[Dataset rows describing interfaces]
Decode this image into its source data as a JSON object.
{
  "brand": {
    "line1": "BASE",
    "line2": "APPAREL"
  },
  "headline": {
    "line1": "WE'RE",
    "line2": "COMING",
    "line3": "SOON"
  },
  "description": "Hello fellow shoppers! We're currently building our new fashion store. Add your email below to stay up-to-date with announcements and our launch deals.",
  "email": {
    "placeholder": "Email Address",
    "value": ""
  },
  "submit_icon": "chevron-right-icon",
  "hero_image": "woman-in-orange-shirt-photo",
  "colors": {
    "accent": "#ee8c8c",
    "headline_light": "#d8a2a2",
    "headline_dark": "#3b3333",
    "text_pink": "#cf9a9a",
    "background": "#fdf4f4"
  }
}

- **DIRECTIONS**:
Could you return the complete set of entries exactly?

- **WORKED SOLUTION**:
Decode this image into its source data as a JSON object.
{
  "brand": {
    "line1": "BASE",
    "line2": "APPAREL"
  },
  "headline": {
    "line1": "WE'RE",
    "line2": "COMING",
    "line3": "SOON"
  },
  "description": "Hello fellow shoppers! We're currently building our new fashion store. Add your email below to stay up-to-date with announcements and our launch deals.",
  "email": {
    "placeholder": "Email Address",
    "value": ""
  },
  "submit_icon": "chevron-right-icon",
  "hero_image": "woman-in-orange-shirt-photo",
  "colors": {
    "accent": "#ee8c8c",
    "headline_light": "#d8a2a2",
    "headline_dark": "#3b3333",
    "text_pink": "#cf9a9a",
    "background": "#fdf4f4"
  }
}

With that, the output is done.